One contemporary recalls feeling sorry for the young Alan at Eton because his father ‘was such a vulgar character’: Kenneth Clark would, it seems, drive down to school in a yellow Rolls-Royce, puffing on a Havana cigar, like someone in an H. M. Bateman cartoon. Alan inherited his father’s passion for flash cars, and greatly multiplied his natural inheritance of vulgarity. I barely knew him, but he once invited me to a summer party at the House of Commons. The guests were as naff as can be: most of them seemed to have stepped out of the pages of TV Times, and at least half of them had their own quiz-shows.
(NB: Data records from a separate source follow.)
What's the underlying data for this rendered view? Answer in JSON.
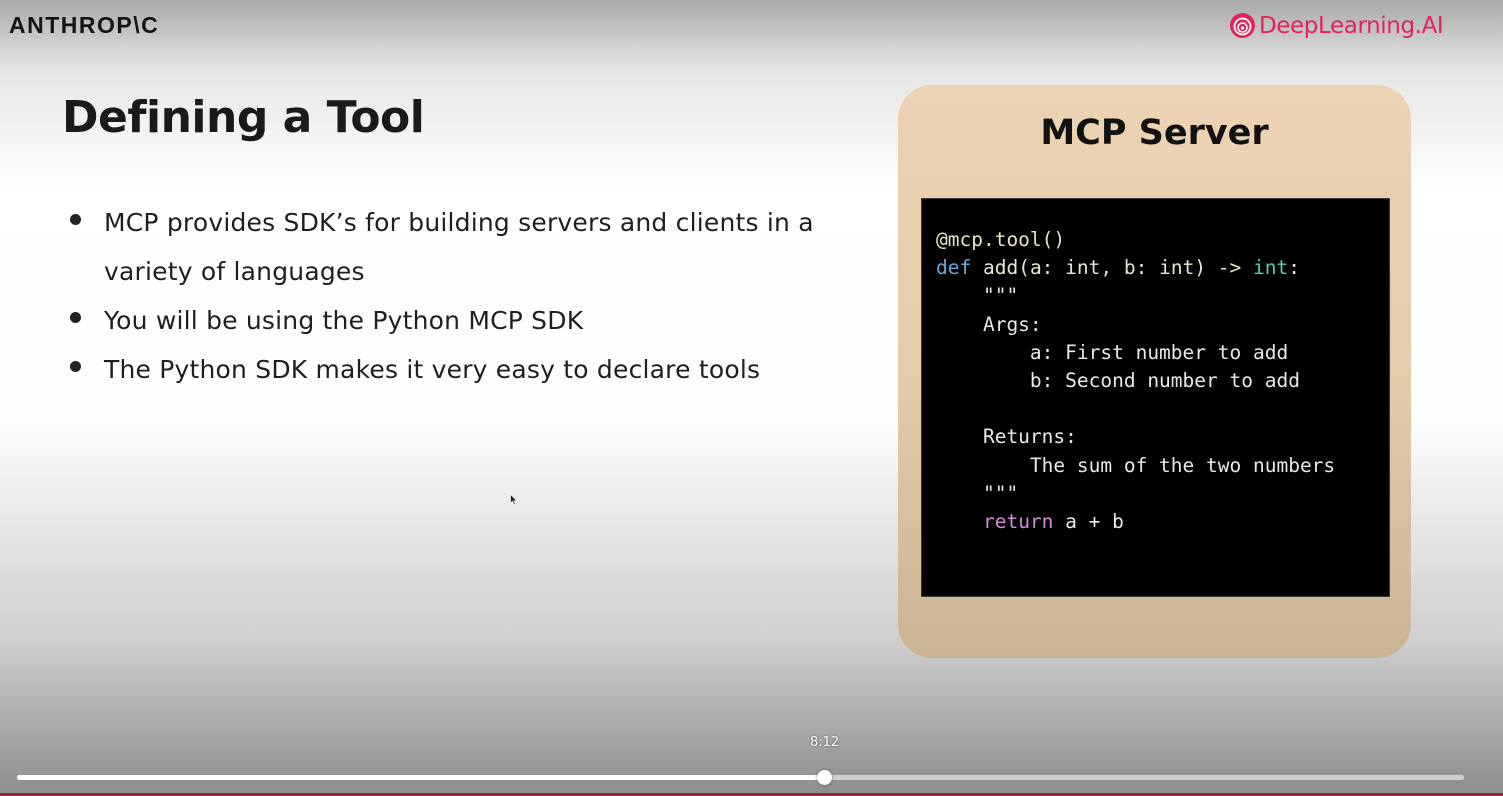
{
  "header": {
    "left_logo": "ANTHROP\\C",
    "right_logo": "DeepLearning.AI",
    "brand_color": "#e0245a"
  },
  "slide": {
    "title": "Defining a Tool",
    "bullets": [
      "MCP provides SDK’s for building servers and clients in a variety of languages",
      "You will be using the Python MCP SDK",
      "The Python SDK makes it very easy to declare tools"
    ]
  },
  "server_card": {
    "title": "MCP Server",
    "code": {
      "decorator": "@mcp.tool()",
      "def_kw": "def",
      "signature": "add(a: int, b: int) -> ",
      "return_type": "int",
      "sig_end": ":",
      "docstring_lines": [
        "    \"\"\"",
        "    Args:",
        "        a: First number to add",
        "        b: Second number to add",
        "",
        "    Returns:",
        "        The sum of the two numbers",
        "    \"\"\""
      ],
      "return_indent": "    ",
      "return_kw": "return",
      "return_expr": " a + b"
    }
  },
  "player": {
    "time_tooltip": "8:12",
    "progress_percent": 55.8
  }
}
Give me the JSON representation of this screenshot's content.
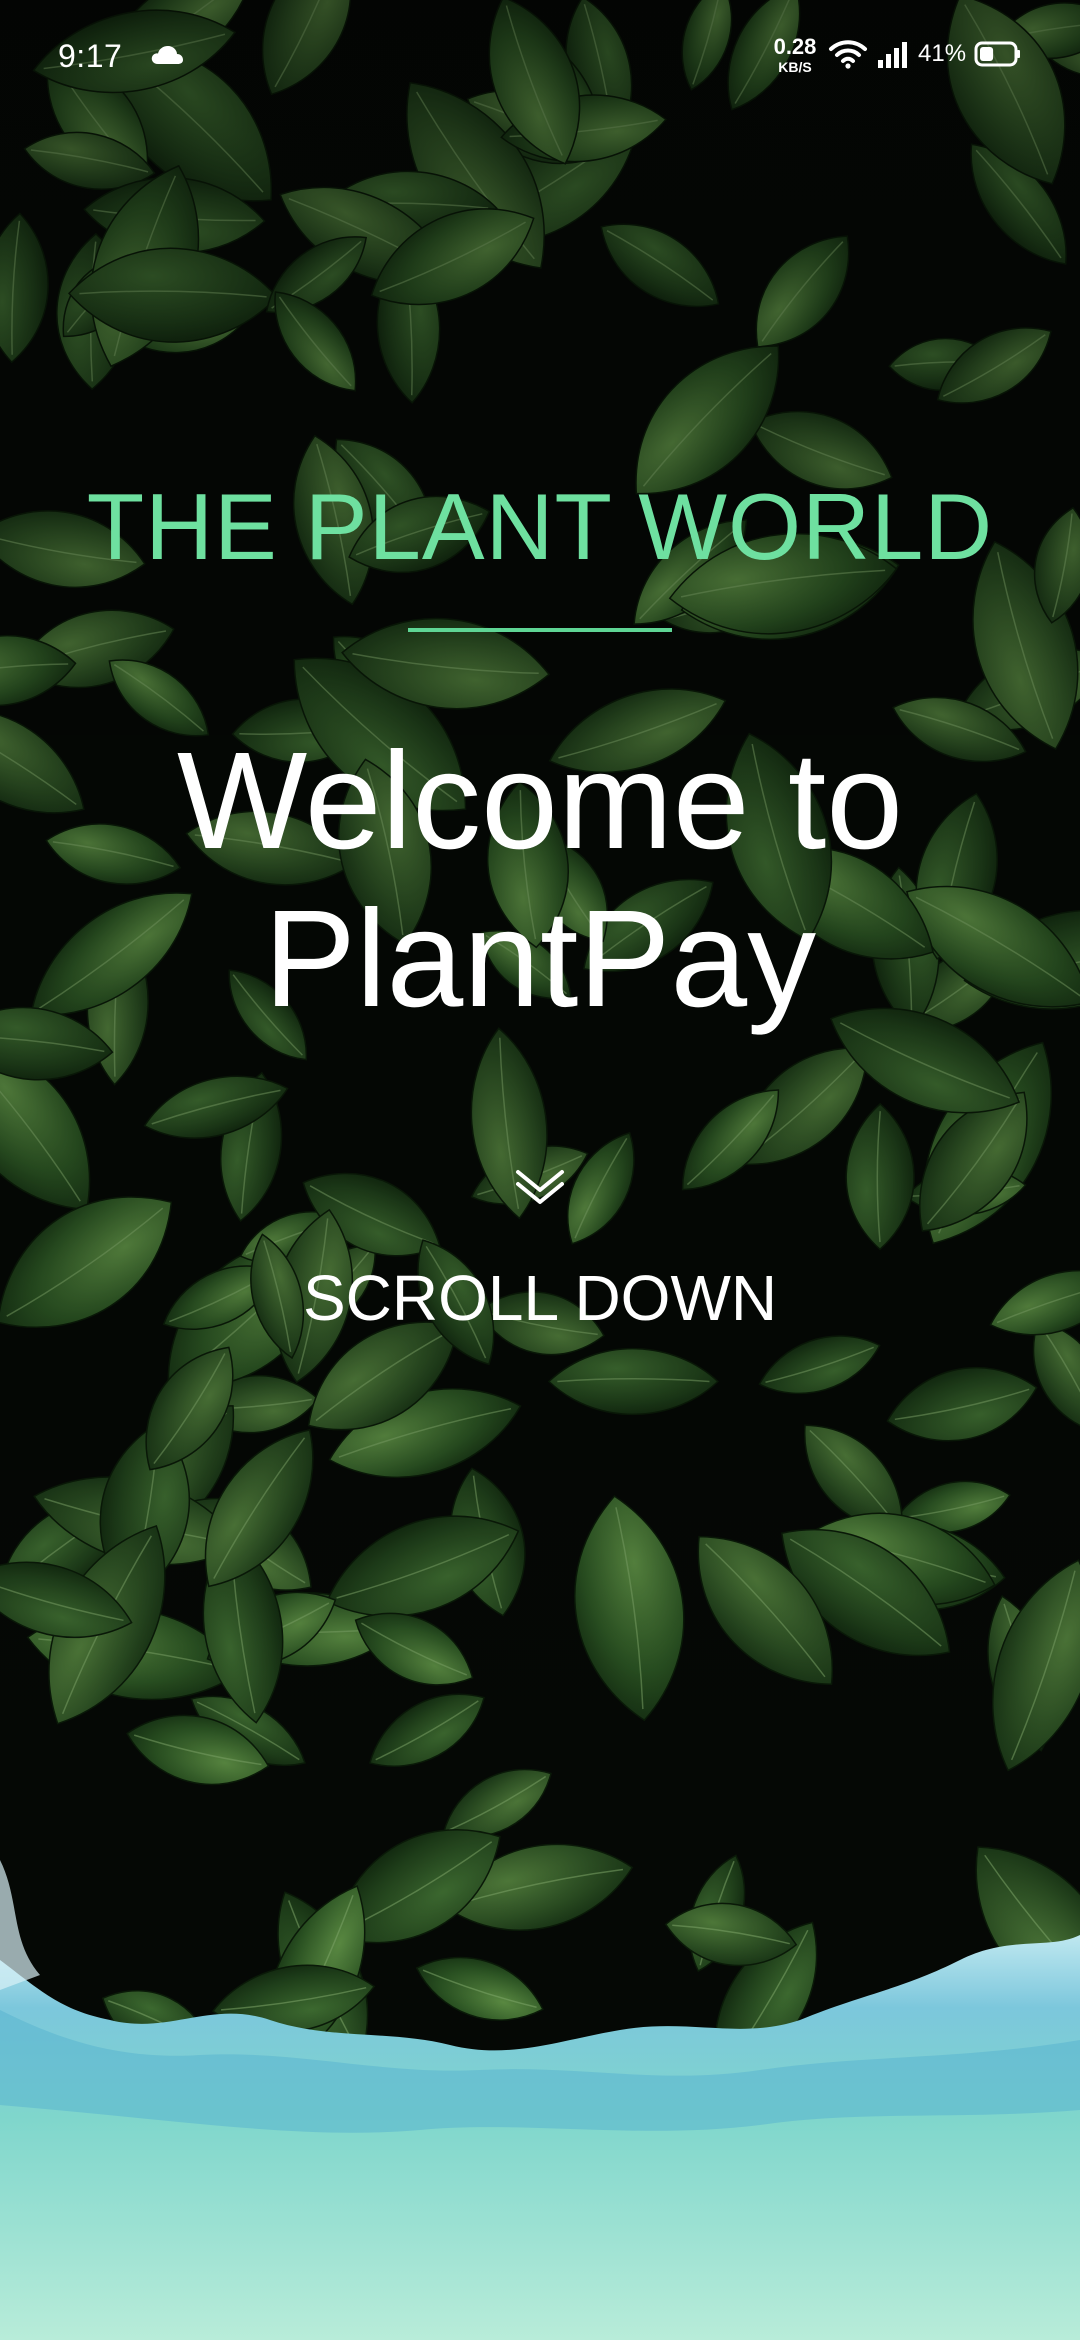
{
  "status_bar": {
    "time": "9:17",
    "net_speed_value": "0.28",
    "net_speed_unit": "KB/S",
    "battery_percent": "41%"
  },
  "hero": {
    "brand": "THE PLANT WORLD",
    "welcome_line1": "Welcome to",
    "welcome_line2": "PlantPay",
    "scroll_label": "SCROLL DOWN"
  },
  "icons": {
    "cloud": "cloud-icon",
    "wifi": "wifi-icon",
    "signal": "signal-icon",
    "battery": "battery-icon",
    "chevron": "double-chevron-down-icon"
  },
  "colors": {
    "brand_green": "#6ee0a0",
    "divider_green": "#5fd595",
    "text_white": "#ffffff",
    "background_dark": "#060806",
    "water_teal": "#7fd6cc"
  },
  "battery_level": 0.41
}
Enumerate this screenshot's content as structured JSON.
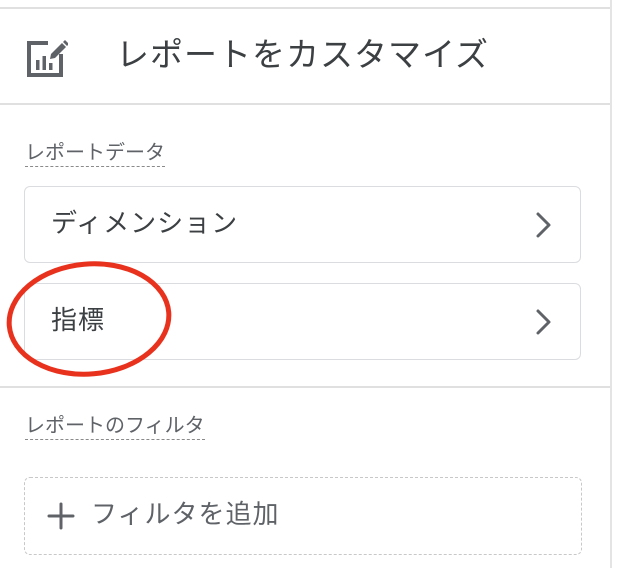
{
  "header": {
    "title": "レポートをカスタマイズ",
    "icon": "report-edit-icon"
  },
  "report_data_section": {
    "label": "レポートデータ",
    "items": [
      {
        "label": "ディメンション",
        "icon": "chevron-right-icon"
      },
      {
        "label": "指標",
        "icon": "chevron-right-icon"
      }
    ]
  },
  "filter_section": {
    "label": "レポートのフィルタ",
    "add_filter_label": "フィルタを追加",
    "add_icon": "plus-icon"
  },
  "annotation": {
    "color": "#e8321e",
    "shape": "ellipse"
  },
  "colors": {
    "text": "#3c4043",
    "secondary_text": "#5f6368",
    "border": "#dadce0"
  }
}
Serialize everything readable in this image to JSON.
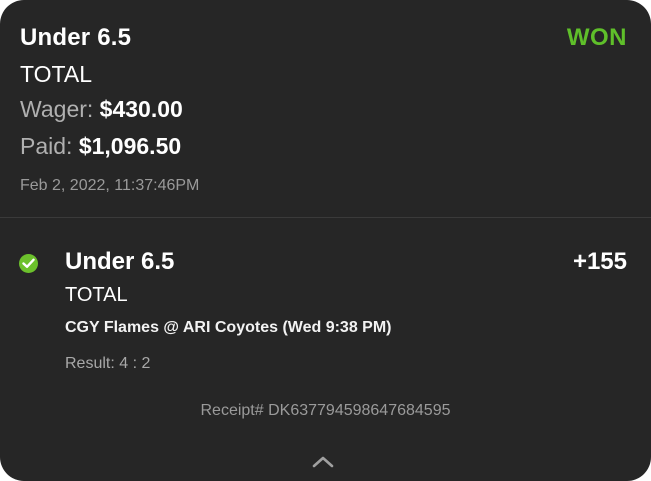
{
  "bet": {
    "title": "Under 6.5",
    "status": "WON",
    "type": "TOTAL",
    "wager_label": "Wager:",
    "wager_value": "$430.00",
    "paid_label": "Paid:",
    "paid_value": "$1,096.50",
    "placed_at": "Feb 2, 2022, 11:37:46PM"
  },
  "leg": {
    "title": "Under 6.5",
    "odds": "+155",
    "type": "TOTAL",
    "event": "CGY Flames @ ARI Coyotes (Wed 9:38 PM)",
    "result": "Result: 4 : 2",
    "status_icon": "check-circle-icon"
  },
  "receipt": {
    "text": "Receipt# DK637794598647684595"
  },
  "footer": {
    "collapse_icon": "chevron-up-icon"
  },
  "colors": {
    "background": "#262626",
    "won": "#5fbf2a",
    "check": "#6cc12c"
  }
}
‘Why isn’t Michael Winner here?’ I asked him, having feasted on a glass too many of his champagne.
‘Why do you ask?’ he said, a little warily.
‘Because every other awful person in London is’, I replied.
Clark executed a half-smile. ‘Well, to be honest, I did invite him, but he had to go to a première in the West End’.
But vulgarity is not to be sniffed at. Wit
hout it, he would never have been such a brilliant diarist, for what could be more vulgar than indiscretion? He once wrote a letter to his agent, Michael Sissons, in which he announced:
All publishers have got one great prize to look forward to, and that is my witty, revealing, salacious and enlightening memoirs . . . I already know enough about the internal workings of the Conservative machine to write a really appalling book.
Remarkably, he wrote this back in 1973, before he had even entered Parliament.
On his first day there, he was hailed in the Strangers Dining Room ‘with incredible hurrahs’ by his fellow Old Etonian, Jeremy Thorpe. It would make the perfect opening number in Alan Clark: The Musical, the pair of them executing a Dick Van Dyke dance (‘never need a reason, never need a rhyme, kick yer knees up, step in time!’) in their fancy waistcoats.
Over the years, the House of Commons was to provide him with the perfect platform on which to smash more glasses. He could then retire each night to describe, in tranquillity, the mess he had just created. Would he have got further in politics had he never had the need to fuel a diary? Was his diary his downfall? A diarist, particularly a knockabout diarist like Clark, feeds off calamity. Without enough calamity, he will have to generate more by saying or doing something appropriately inappropriate. High-flying politicians have a much stronger hold on dullness.
But having created his bad-hat Captain Hook character (Hook was, incidentally, another OE), Clark was obliged to carry on playing it to the end. ‘In writing it down, he detached himself from the self who acted out the scene’, wrote Claire Tomalin of Pepys. It was true also of Alan Clark. As he lay dying, he seems to have drawn solace from this dual perspective: it allowed him, in the most awful circumstances, to detach himself from his cancerous body, and to look down at himself and smile. His entry for 12 July 1999 reads, ‘The stage hands are fiddling about with the curtains.’ That’s a very Alan Clark sentence: self-aware, poetic, true and peculiarly funny. Less than two months later, he was dead.